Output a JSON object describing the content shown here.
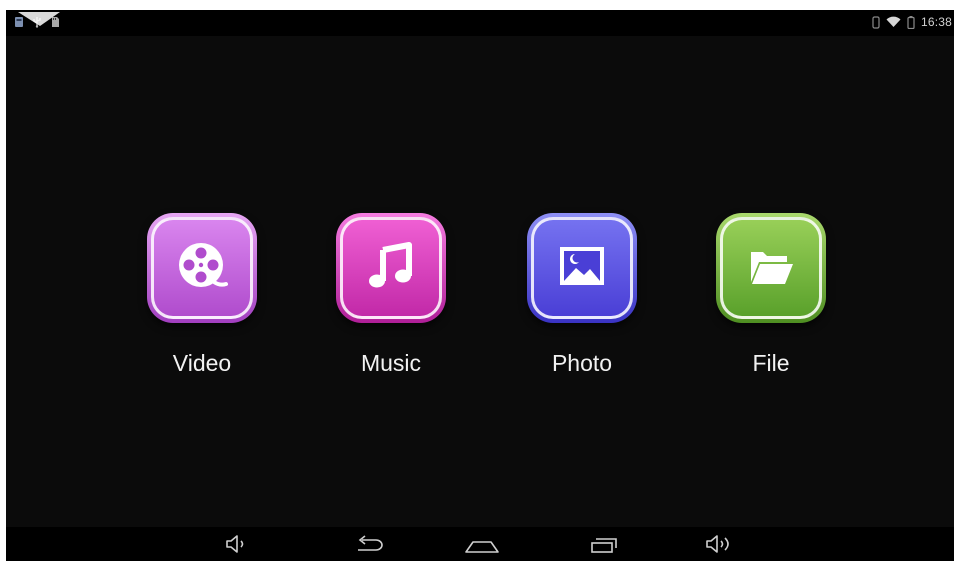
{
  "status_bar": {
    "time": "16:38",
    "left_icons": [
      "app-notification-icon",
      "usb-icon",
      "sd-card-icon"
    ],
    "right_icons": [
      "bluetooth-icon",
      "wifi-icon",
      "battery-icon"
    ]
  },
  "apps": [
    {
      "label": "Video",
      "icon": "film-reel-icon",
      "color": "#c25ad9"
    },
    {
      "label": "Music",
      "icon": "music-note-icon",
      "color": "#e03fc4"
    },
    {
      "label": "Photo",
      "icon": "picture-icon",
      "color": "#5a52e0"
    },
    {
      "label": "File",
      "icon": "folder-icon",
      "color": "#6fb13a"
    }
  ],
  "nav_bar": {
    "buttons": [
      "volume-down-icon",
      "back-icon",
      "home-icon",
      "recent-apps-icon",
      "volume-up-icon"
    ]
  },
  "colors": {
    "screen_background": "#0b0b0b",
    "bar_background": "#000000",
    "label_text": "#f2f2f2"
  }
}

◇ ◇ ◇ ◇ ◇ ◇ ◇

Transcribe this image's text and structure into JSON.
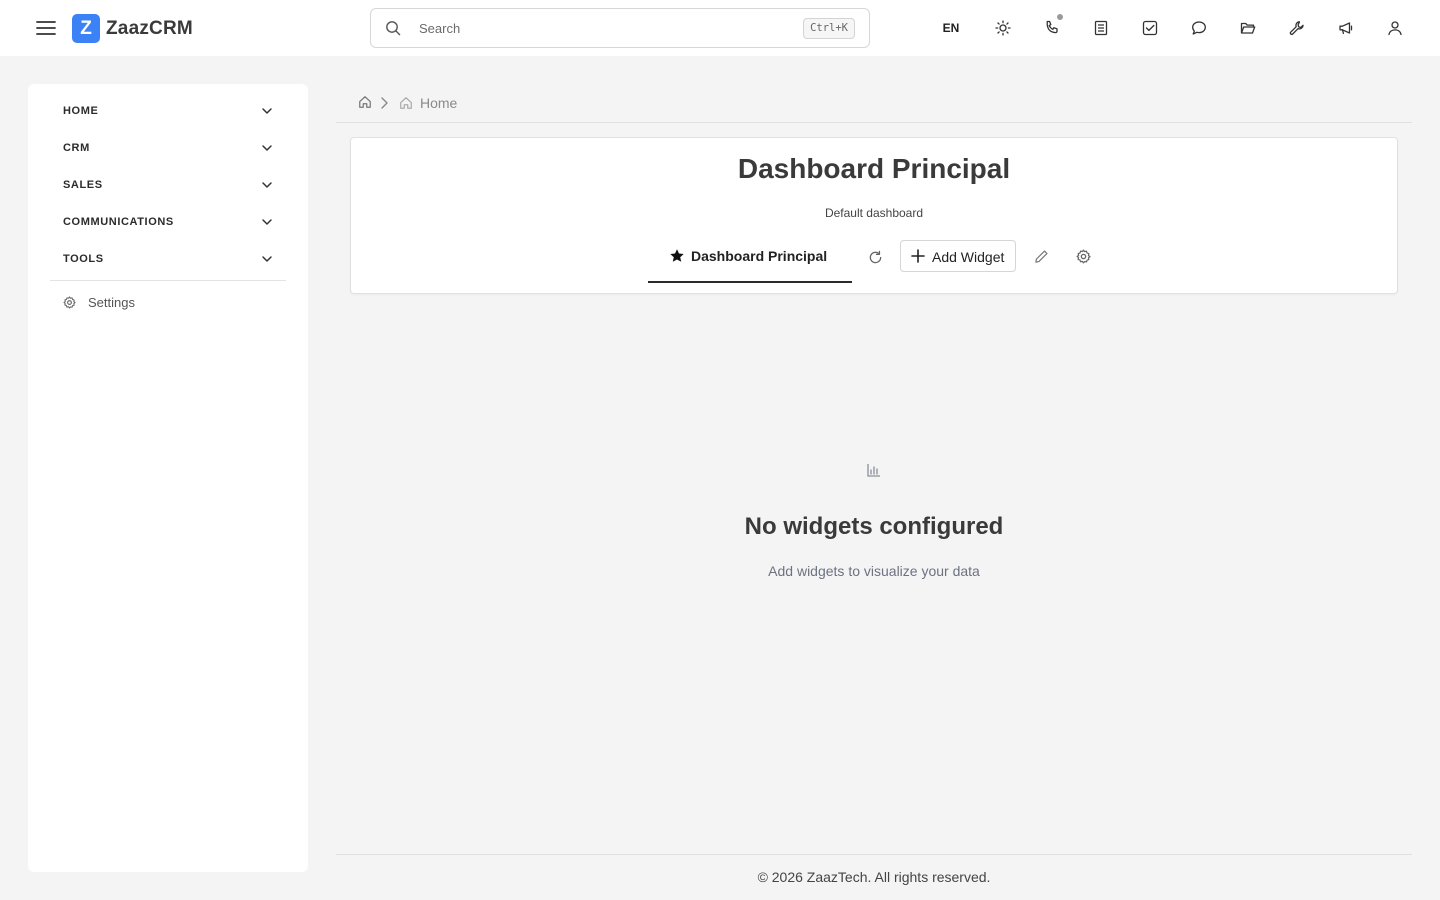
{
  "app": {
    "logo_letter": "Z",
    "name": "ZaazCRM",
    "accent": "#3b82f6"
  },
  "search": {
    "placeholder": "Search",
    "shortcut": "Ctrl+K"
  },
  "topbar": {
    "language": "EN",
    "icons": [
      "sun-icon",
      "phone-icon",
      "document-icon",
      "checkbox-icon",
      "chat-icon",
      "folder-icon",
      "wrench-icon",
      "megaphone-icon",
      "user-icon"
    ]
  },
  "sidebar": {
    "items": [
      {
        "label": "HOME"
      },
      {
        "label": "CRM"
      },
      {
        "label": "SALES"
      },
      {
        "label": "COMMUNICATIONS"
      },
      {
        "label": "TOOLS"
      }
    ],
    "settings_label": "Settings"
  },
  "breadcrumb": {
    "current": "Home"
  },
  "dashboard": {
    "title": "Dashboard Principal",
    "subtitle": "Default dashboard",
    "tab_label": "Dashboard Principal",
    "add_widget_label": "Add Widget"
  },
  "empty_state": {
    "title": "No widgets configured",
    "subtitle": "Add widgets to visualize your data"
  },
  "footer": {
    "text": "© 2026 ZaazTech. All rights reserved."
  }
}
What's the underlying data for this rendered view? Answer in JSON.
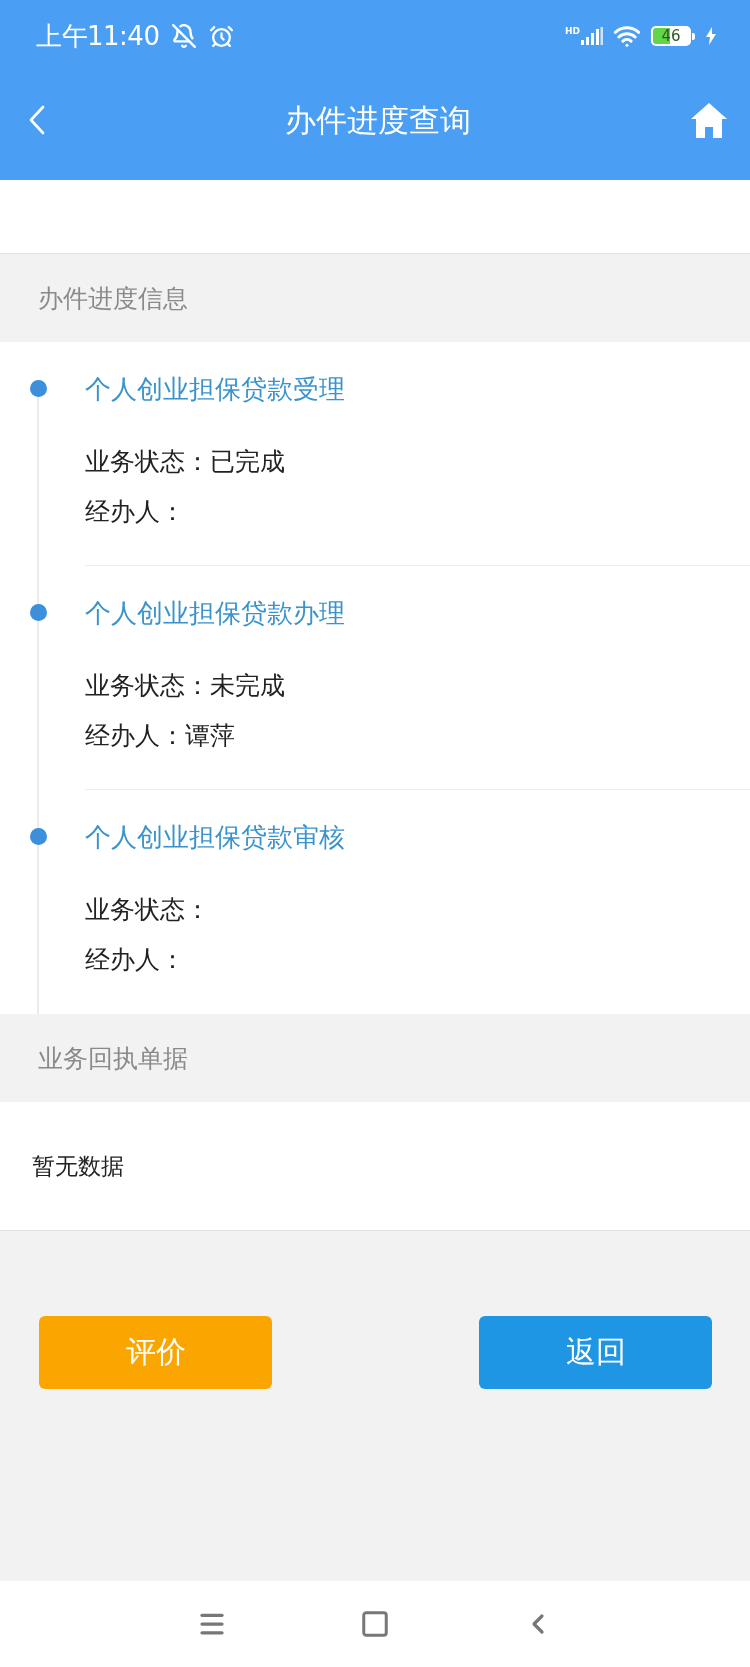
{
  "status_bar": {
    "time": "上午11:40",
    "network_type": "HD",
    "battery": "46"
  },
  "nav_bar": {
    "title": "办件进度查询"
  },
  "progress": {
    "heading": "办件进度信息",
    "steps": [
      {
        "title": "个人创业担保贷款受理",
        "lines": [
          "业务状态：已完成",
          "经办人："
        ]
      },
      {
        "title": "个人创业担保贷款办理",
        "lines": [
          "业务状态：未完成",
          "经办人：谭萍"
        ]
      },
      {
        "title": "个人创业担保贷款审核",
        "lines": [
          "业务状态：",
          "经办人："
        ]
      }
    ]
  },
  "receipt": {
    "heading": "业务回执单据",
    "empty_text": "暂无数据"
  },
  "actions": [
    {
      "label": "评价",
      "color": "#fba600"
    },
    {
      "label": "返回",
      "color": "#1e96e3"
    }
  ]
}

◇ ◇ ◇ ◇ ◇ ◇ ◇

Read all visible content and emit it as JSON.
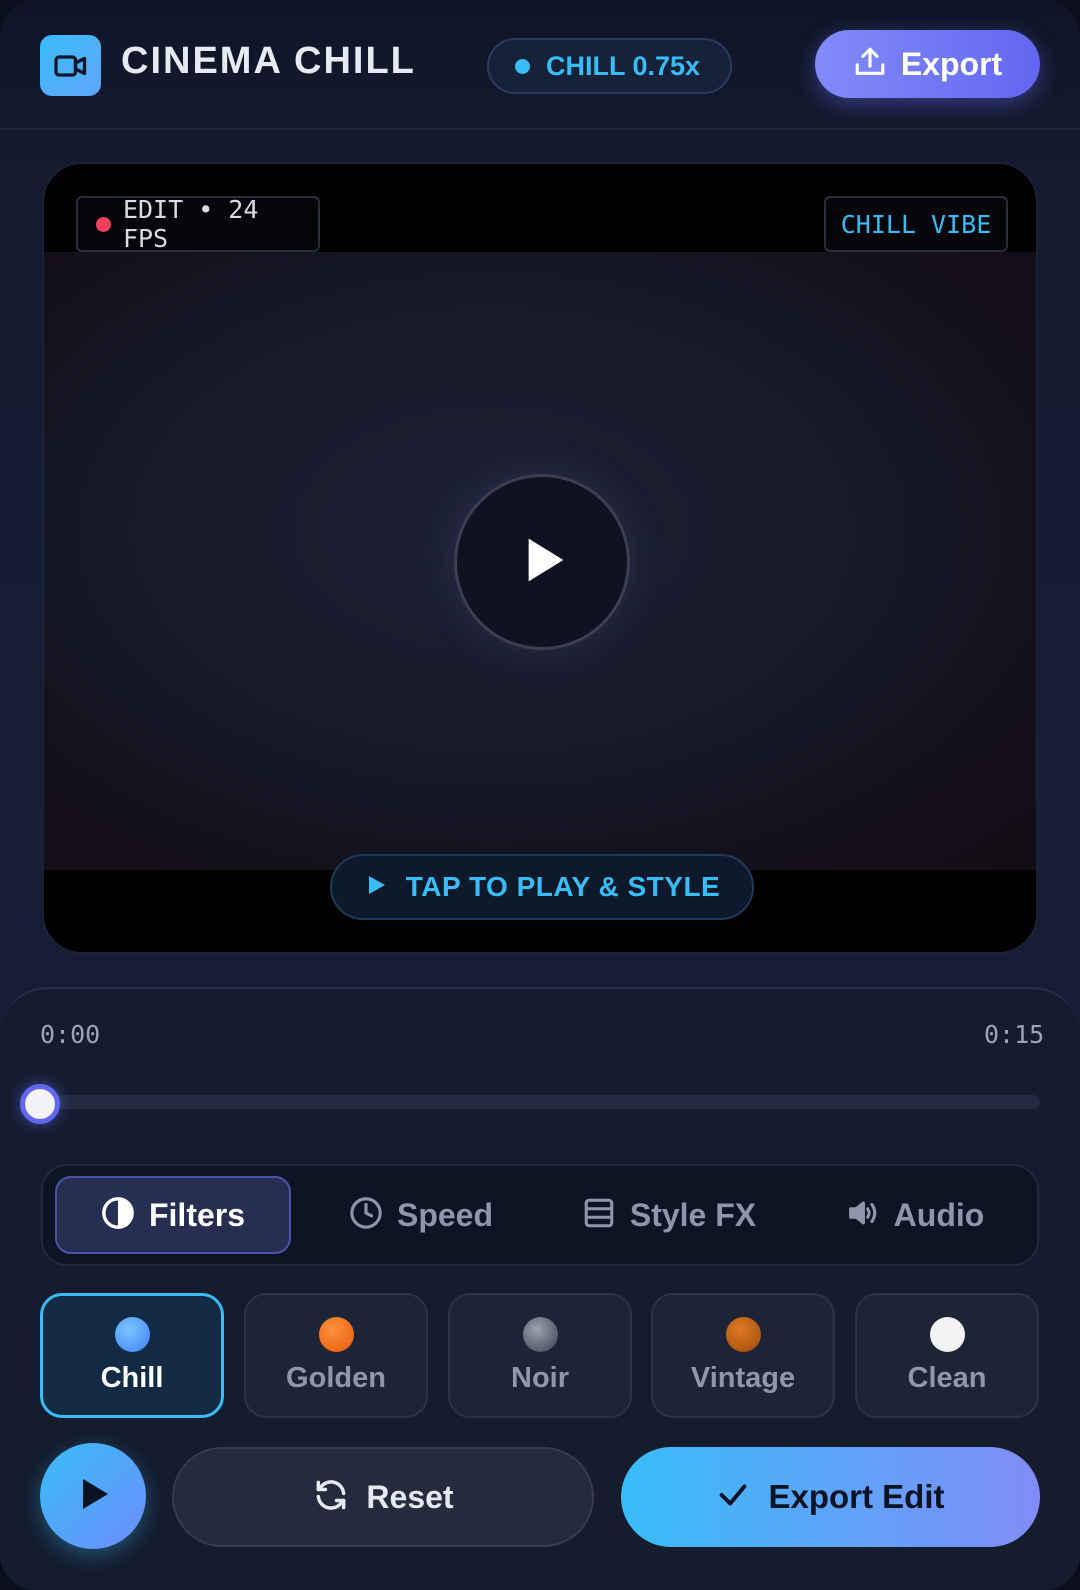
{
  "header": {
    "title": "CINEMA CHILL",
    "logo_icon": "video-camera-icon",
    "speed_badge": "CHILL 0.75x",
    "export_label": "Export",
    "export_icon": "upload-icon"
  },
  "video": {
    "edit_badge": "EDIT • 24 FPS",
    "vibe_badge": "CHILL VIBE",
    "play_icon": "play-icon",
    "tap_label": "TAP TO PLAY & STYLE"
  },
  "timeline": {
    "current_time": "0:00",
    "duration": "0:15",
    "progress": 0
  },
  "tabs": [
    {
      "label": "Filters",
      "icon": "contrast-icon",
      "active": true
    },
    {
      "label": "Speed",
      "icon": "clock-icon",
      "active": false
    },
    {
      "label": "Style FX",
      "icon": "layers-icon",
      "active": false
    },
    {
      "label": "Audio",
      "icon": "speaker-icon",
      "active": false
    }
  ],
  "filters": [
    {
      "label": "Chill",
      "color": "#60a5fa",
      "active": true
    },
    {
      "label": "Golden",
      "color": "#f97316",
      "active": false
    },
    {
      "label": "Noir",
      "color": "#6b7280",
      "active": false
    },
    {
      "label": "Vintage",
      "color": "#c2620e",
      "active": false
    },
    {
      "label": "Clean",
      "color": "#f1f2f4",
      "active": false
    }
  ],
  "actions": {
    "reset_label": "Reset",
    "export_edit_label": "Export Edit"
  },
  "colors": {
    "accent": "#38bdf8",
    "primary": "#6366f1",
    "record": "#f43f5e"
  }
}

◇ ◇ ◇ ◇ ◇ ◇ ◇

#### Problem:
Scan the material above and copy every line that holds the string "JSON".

#### Exercise result:
Output a JSON object describing the content shown here.
Transcribe this image's text and structure into JSON.
What's the underlying data for this rendered view? Answer in JSON.
Read all visible content and emit it as JSON.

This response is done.